Writing from Babylon, the author begins with a message of comfort and hope and faith in Yahweh.
” The prophet, caught up as a participant in the mystical dialogue, responded, “Here am I!
Probably experiencing this majestic imagery that was enhanced by the actual setting and the ceremonial and ritualistic objects of the Jerusalem Temple, Isaiah was mystically transported from the earthly temple to the heavenly temple, from the microcosm to the macrocosm, from sacred space in profane time to sacred space in sacred time.
Book of Isaiah, comprising 66 chapters, is one of the most profound theological and literarily expressive works in the Bible.
Compiled over a period of about two centuries (the latter half of the 8th to the latter half of the 6th century ), the Book of Isaiah is generally divided by scholars into two (sometimes three) major sections, which are called First Isaiah (chapters 1–39), Deutero-Isaiah (chapters 40–55 or 40–66), and—if the second section is subdivided—Trito-, and chapters 36–39, which drew from the source used by the Deuteronomic historian in II Kings, chapters 18–19.
Though Sennacherib of Assyria moved south to crush the rebellion of the Palestinian vassal states, Isaiah—contrary to his previous advocacy of neutrality—urged his king to resist the Assyrians because the Lord, rather than the so-called Egyptian allies, who “are men, and not God,” will protect Jerusalem.
He then prophesied a coming age of justice and of the Spirit who will bring about a renewed creation.
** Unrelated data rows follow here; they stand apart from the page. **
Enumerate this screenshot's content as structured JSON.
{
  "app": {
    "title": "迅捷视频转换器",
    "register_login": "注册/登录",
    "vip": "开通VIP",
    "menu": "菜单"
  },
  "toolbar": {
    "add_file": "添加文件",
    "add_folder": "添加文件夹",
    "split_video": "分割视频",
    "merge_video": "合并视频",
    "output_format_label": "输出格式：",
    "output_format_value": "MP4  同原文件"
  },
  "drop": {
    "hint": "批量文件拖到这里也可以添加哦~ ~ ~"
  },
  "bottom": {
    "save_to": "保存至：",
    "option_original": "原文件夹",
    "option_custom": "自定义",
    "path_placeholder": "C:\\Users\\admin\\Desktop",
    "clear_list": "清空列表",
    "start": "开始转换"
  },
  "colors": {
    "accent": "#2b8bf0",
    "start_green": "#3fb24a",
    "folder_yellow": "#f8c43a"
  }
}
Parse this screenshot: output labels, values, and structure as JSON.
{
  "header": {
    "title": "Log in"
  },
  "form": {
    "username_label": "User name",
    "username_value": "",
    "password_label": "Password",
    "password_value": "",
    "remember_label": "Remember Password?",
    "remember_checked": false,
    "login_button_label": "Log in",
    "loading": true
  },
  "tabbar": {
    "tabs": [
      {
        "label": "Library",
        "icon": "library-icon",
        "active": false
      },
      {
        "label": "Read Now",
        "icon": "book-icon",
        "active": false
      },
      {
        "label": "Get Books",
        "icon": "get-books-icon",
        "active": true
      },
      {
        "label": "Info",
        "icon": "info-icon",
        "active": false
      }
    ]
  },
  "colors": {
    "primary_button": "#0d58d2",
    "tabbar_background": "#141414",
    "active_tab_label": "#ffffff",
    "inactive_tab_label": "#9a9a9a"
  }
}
The second major section of Isaiah, which may be designated Second Isaiah even though it has been divided because of chronology into Deutero-Isaiah and Trito-Isaiah, was written by members of the “school” of Isaiah in Babylon: chapters 40–55 were written prior to and after the conquest of Babylon in 539 by the Persian king Cyrus II the Great, and chapters 56–66 were composed after the return from the Babylonian Exile in 538.